  • Launch TextEdit
  • Create a “New Document”
  • You may want to add some meta data to the document, such as the podcast name, episode #, publish date and URL, to go along with the key transcript.
  • Position the cursor in the file where you want the transcript to appear.

And … Action!

It’s time to start audio playback and dictation transcription. Here both sequence and timing are important:

Start Dictation

  1. In Audacity, move the scrubber start location 10-15 seconds before the key transcription area.
  2. Press “Play.” The scrubber and meters will start moving, though you won’t hear any sound. The audio signal is going to Soundflower instead of to the speakers.
  3. Put focus on Text edit and position the cursor where you want the transcription to begin.
  4. Select Edit –> Start Dictation. (or use the hot key combination, Fn Fn). A microphone icon with a “Done” button will appear to the left of your document.
  5. Text will start appearing in the document. It will likely lag by about 3-5 seconds.
  6. After approximately 30 seconds press the “done” button. Transcription will continue until complete.

This is the fun part: watch as transcription happens in real time right in the document window. Look Ma, no hands!

And now you have the original text (and most likely a few errors) as text to save. In the future you can easily search and retrieve the information.

An Excellent Alternative: Google Docs Voice Typing

While the solution above works great for offline work, one alternative with a lot of promise is Google Docs. The Voice Typing feature work much like the dictation service in Mac OS. It has the crowdsourcing advantages and privacy disadvantages of other Google products. If you’re OK with that, I found Voice Typing to do an very good job with accuracy and it can go longer that Mac OS dictation.

To use Google Voice Typing, follow all of the steps above with Soundflower, Dictation preferences and configuring Audacity.  Instead of using TextEdit, you’ll want to start the Chrome browser and create a Google Doc. Once you are in document, Select Tools –> Voice typing

Transcribe Audio with Google Voice Typing

The user interface and process of starting and stopping transcription is the same as with TextEdit.

Dictation and Transcription Limitations

This process sets you well on you way to the goal of a high fidelity audio transcription.
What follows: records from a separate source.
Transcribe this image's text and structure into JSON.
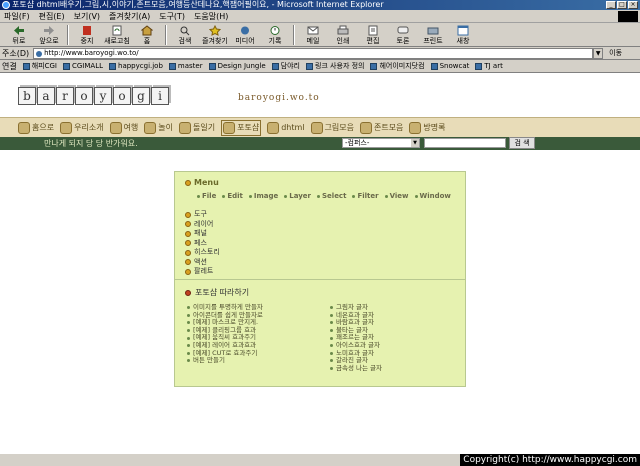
{
  "window": {
    "title": "포토샵 dhtml배우기,그림,시,이야기,존트모음,여행등산데나요,핵잼어필이요, - Microsoft Internet Explorer",
    "controls": [
      "_",
      "□",
      "×"
    ]
  },
  "menubar": [
    "파일(F)",
    "편집(E)",
    "보기(V)",
    "즐겨찾기(A)",
    "도구(T)",
    "도움말(H)"
  ],
  "toolbar": [
    {
      "label": "뒤로",
      "icon": "back-arrow-icon"
    },
    {
      "label": "앞으로",
      "icon": "forward-arrow-icon"
    },
    {
      "label": "중지",
      "icon": "stop-icon"
    },
    {
      "label": "새로고침",
      "icon": "refresh-icon"
    },
    {
      "label": "홈",
      "icon": "home-icon"
    },
    {
      "label": "검색",
      "icon": "search-icon"
    },
    {
      "label": "즐겨찾기",
      "icon": "favorites-icon"
    },
    {
      "label": "미디어",
      "icon": "media-icon"
    },
    {
      "label": "기록",
      "icon": "history-icon"
    },
    {
      "label": "메일",
      "icon": "mail-icon"
    },
    {
      "label": "인쇄",
      "icon": "print-icon"
    },
    {
      "label": "편집",
      "icon": "edit-icon"
    },
    {
      "label": "토론",
      "icon": "discuss-icon"
    },
    {
      "label": "프린트",
      "icon": "printer-icon"
    },
    {
      "label": "새창",
      "icon": "new-window-icon"
    }
  ],
  "address": {
    "label": "주소(D)",
    "url": "http://www.baroyogi.wo.to/",
    "go": "이동"
  },
  "links": {
    "label": "연결",
    "items": [
      "해피CGI",
      "CGIMALL",
      "happycgi.job",
      "master",
      "Design Jungle",
      "담야리",
      "링크 사용자 정의",
      "헤어이미지닷컴",
      "Snowcat",
      "TJ art"
    ]
  },
  "site": {
    "logo_letters": [
      "b",
      "a",
      "r",
      "o",
      "y",
      "o",
      "g",
      "i"
    ],
    "url_text": "baroyogi.wo.to",
    "nav": [
      "홈으로",
      "우리소개",
      "여행",
      "놀이",
      "돌일기",
      "포토샵",
      "dhtml",
      "그림모음",
      "존트모음",
      "방명록"
    ],
    "active_nav": "포토샵",
    "tagline": "만나게 되지 당 당 반가워요.",
    "search_select": "-컴퍼스-",
    "search_button": "검 색"
  },
  "panel": {
    "menu_title": "Menu",
    "tools": [
      "File",
      "Edit",
      "Image",
      "Layer",
      "Select",
      "Filter",
      "View",
      "Window"
    ],
    "categories": [
      "도구",
      "레이어",
      "패널",
      "페스",
      "히스토리",
      "액션",
      "팔레트"
    ],
    "section_title": "포토샵 따라하기",
    "left_items": [
      "이미지를 투명하게 만들자",
      "아이콘더를 쉽게 만들자로",
      "[예제] 마스크로 만지게.",
      "[예제] 클리핑그룹 효과",
      "[예제] 움직씨 효과주기",
      "[예제] 레이어 효과효과",
      "[예제] CUT로 효과주기",
      "버튼 만들기"
    ],
    "right_items": [
      "그림자 글자",
      "네온효과 글자",
      "바람효과 글자",
      "불타는 글자",
      "꽤조르는 글자",
      "아이스효과 글자",
      "노미효과 글자",
      "갈라진 글자",
      "금속성 나는 글자"
    ]
  },
  "copyright": "Copyright(c) http://www.happycgi.com"
}
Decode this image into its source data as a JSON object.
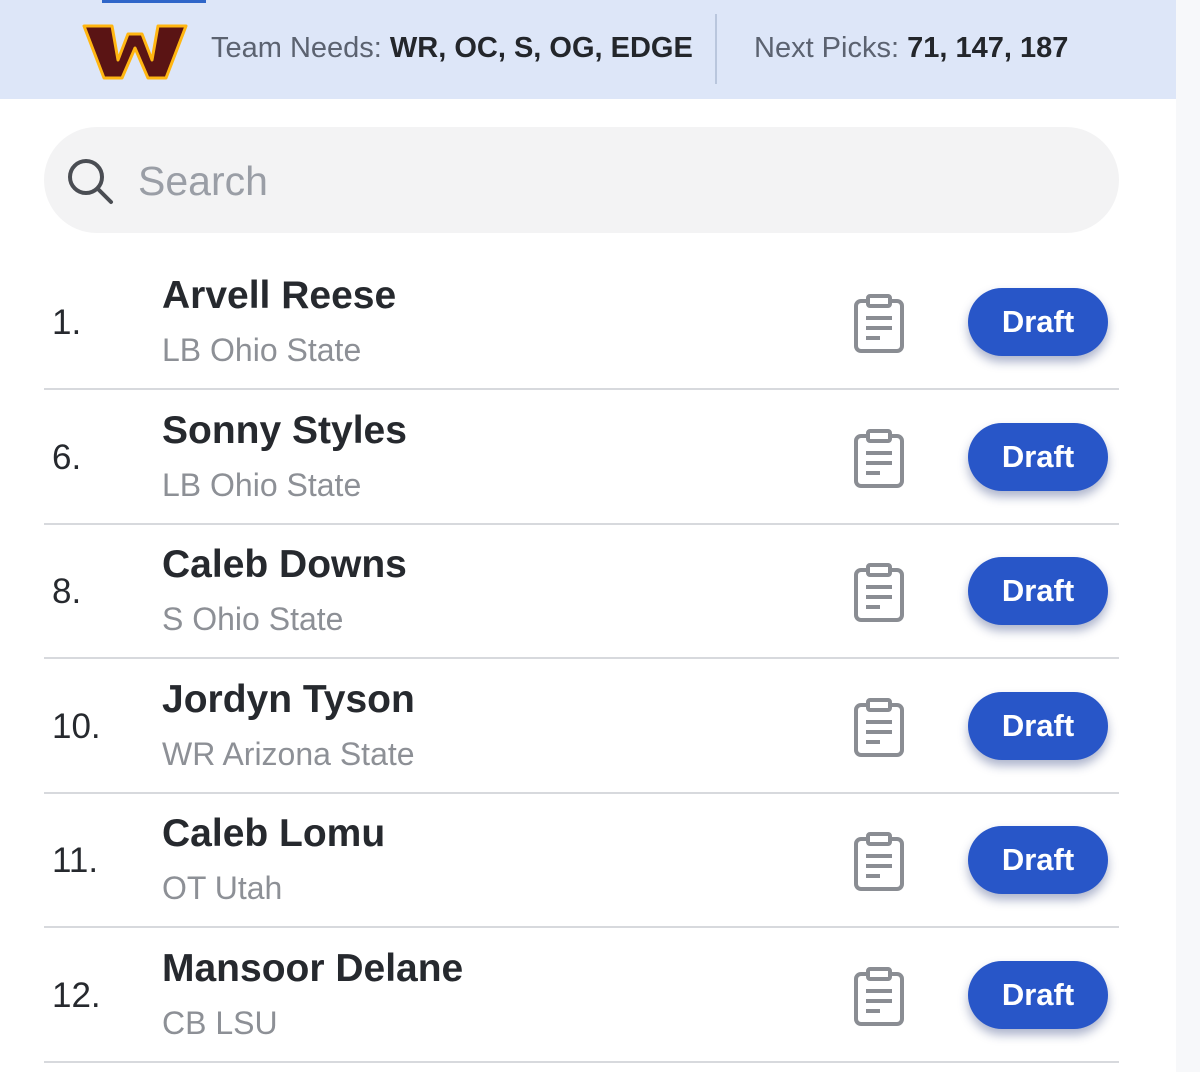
{
  "header": {
    "team_needs_label": "Team Needs:",
    "team_needs_value": "WR, OC, S, OG, EDGE",
    "next_picks_label": "Next Picks:",
    "next_picks_value": "71, 147, 187",
    "logo_icon": "commanders-w-logo",
    "colors": {
      "background": "#dde6f8",
      "logo_burgundy": "#5a1414",
      "logo_gold": "#ffb612"
    }
  },
  "search": {
    "placeholder": "Search",
    "value": "",
    "icon": "search-icon"
  },
  "players": [
    {
      "rank": "1.",
      "name": "Arvell Reese",
      "details": "LB Ohio State",
      "action": "Draft"
    },
    {
      "rank": "6.",
      "name": "Sonny Styles",
      "details": "LB Ohio State",
      "action": "Draft"
    },
    {
      "rank": "8.",
      "name": "Caleb Downs",
      "details": "S Ohio State",
      "action": "Draft"
    },
    {
      "rank": "10.",
      "name": "Jordyn Tyson",
      "details": "WR Arizona State",
      "action": "Draft"
    },
    {
      "rank": "11.",
      "name": "Caleb Lomu",
      "details": "OT Utah",
      "action": "Draft"
    },
    {
      "rank": "12.",
      "name": "Mansoor Delane",
      "details": "CB LSU",
      "action": "Draft"
    }
  ],
  "row_icon": "clipboard-icon",
  "accent_color": "#2856c8"
}
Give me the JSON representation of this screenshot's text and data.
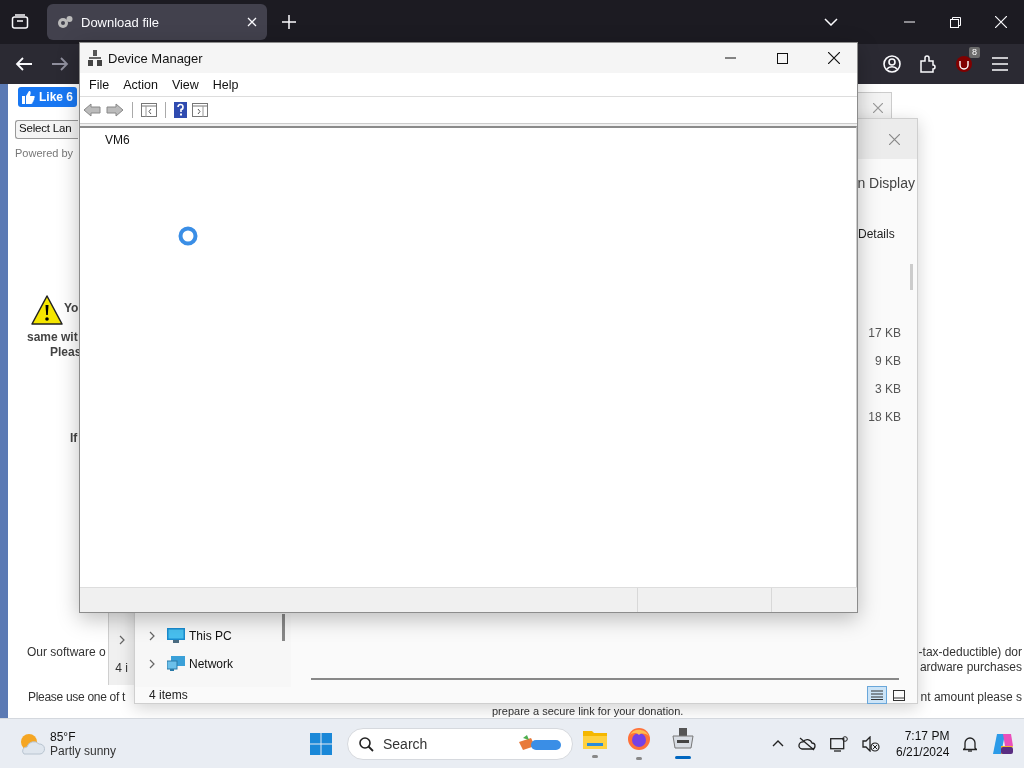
{
  "browser": {
    "tabs": [
      {
        "title": "Download file",
        "selected": true
      }
    ],
    "extension_badge": "8",
    "page": {
      "like_button": "Like 6",
      "language_select": "Select Lan",
      "powered_by": "Powered by",
      "warning_lines": [
        "Yo",
        "same wit",
        "Pleas"
      ],
      "note_line": "If",
      "left_texts": [
        "Our software o",
        "Please use one of t"
      ],
      "right_texts": [
        "-tax-deductible) dor",
        "ardware purchases",
        "nt amount please s"
      ],
      "bottom_text": "prepare a secure link for your donation."
    }
  },
  "explorer": {
    "header": "n Display",
    "column": "Details",
    "sizes": [
      "17 KB",
      "9 KB",
      "3 KB",
      "18 KB"
    ],
    "left_peek": "4 i",
    "nav": [
      {
        "label": "This PC",
        "kind": "pc"
      },
      {
        "label": "Network",
        "kind": "network"
      }
    ],
    "status": "4 items",
    "views": [
      {
        "kind": "details",
        "selected": true
      },
      {
        "kind": "tiles",
        "selected": false
      }
    ]
  },
  "device_manager": {
    "title": "Device Manager",
    "menu": [
      "File",
      "Action",
      "View",
      "Help"
    ],
    "tree_root": "VM6"
  },
  "taskbar": {
    "weather": {
      "temp": "85°F",
      "desc": "Partly sunny"
    },
    "search": {
      "placeholder": "Search"
    },
    "apps": [
      {
        "kind": "files",
        "selected": false
      },
      {
        "kind": "firefox",
        "selected": false
      },
      {
        "kind": "devmgr",
        "selected": true
      }
    ],
    "time": "7:17 PM",
    "date": "6/21/2024"
  }
}
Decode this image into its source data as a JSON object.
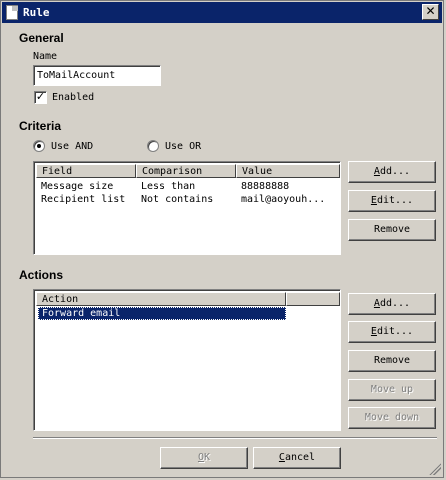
{
  "window": {
    "title": "Rule"
  },
  "general": {
    "heading": "General",
    "name_label": "Name",
    "name_value": "ToMailAccount",
    "enabled_label": "Enabled",
    "enabled_checked": true
  },
  "criteria": {
    "heading": "Criteria",
    "use_and_label": "Use AND",
    "use_or_label": "Use OR",
    "selected_mode": "Use AND",
    "columns": [
      "Field",
      "Comparison",
      "Value"
    ],
    "rows": [
      {
        "field": "Message size",
        "comparison": "Less than",
        "value": "88888888"
      },
      {
        "field": "Recipient list",
        "comparison": "Not contains",
        "value": "mail@aoyouh..."
      }
    ],
    "buttons": {
      "add": "Add...",
      "edit": "Edit...",
      "remove": "Remove"
    }
  },
  "actions": {
    "heading": "Actions",
    "columns": [
      "Action"
    ],
    "rows": [
      {
        "action": "Forward email",
        "selected": true
      }
    ],
    "buttons": {
      "add": "Add...",
      "edit": "Edit...",
      "remove": "Remove",
      "move_up": "Move up",
      "move_down": "Move down"
    }
  },
  "footer": {
    "ok": "OK",
    "cancel": "Cancel"
  }
}
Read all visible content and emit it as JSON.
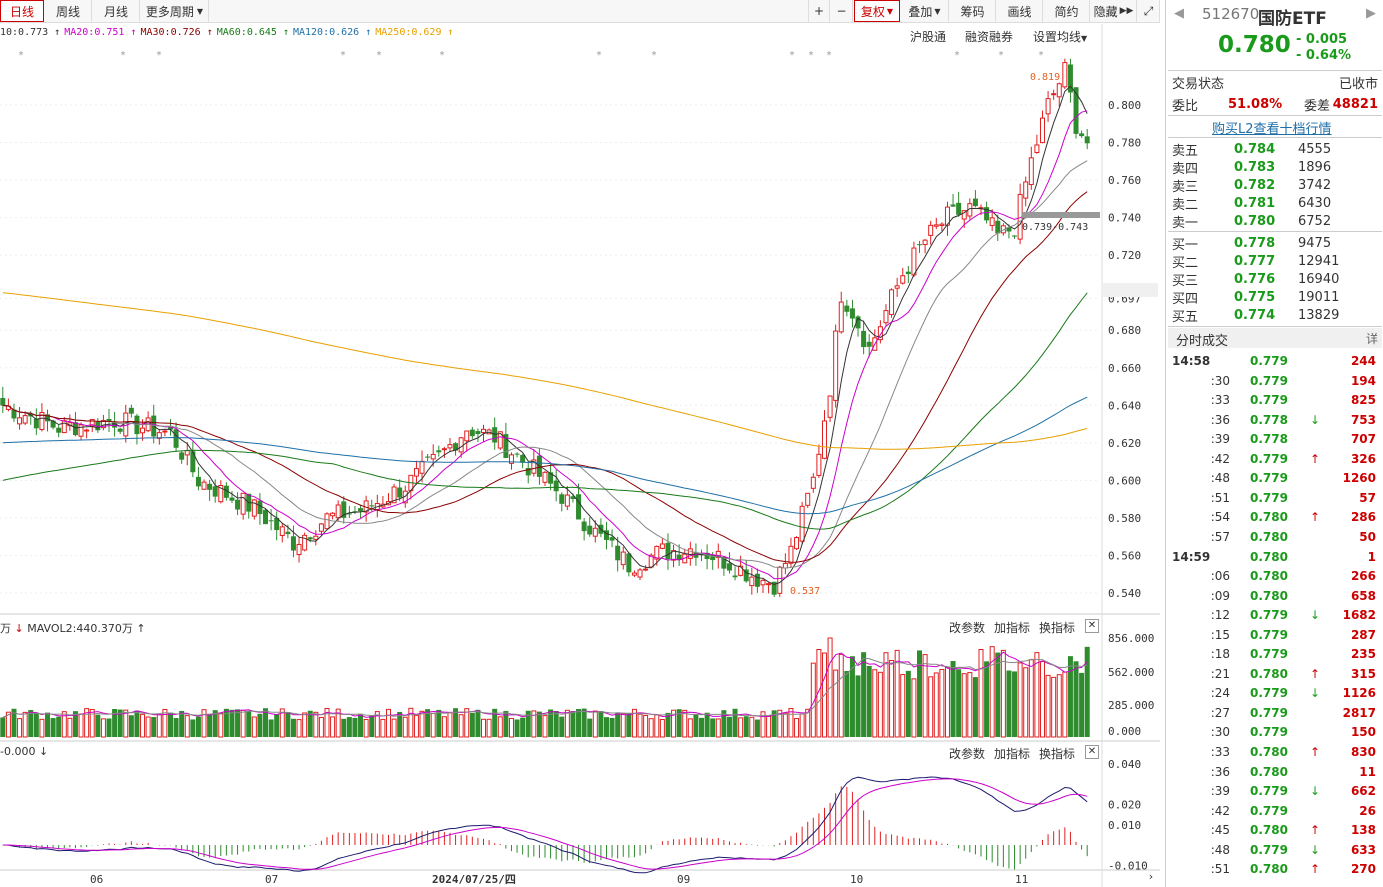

But it will be short of perfect. Here’s what you can do to go from good to perfect:

  • Understand that Mac OS dictation transcription works for a maximum of 30 seconds at a time. If you need longer, you may want to use an alternate technology such as Dragon.
  • Audio playback needs to start before dictation/transcription begins in TextEdit. TextEdit needs to be in focus for dictation to work. If you set the Audacity scrubber a few seconds ahead of target snippet, you’ll be fine.
  • Transcription cannot intuit punctuation. You’ll need to add that after the fact.
  • If you have multiple speakers or a noisy background, you may need to complete one additional step of creating a pristine audio file to work from. This can be done by listening to the sound through headphones and speaking the text into an audio recorder. Use the recording of your voice to drive the transcription.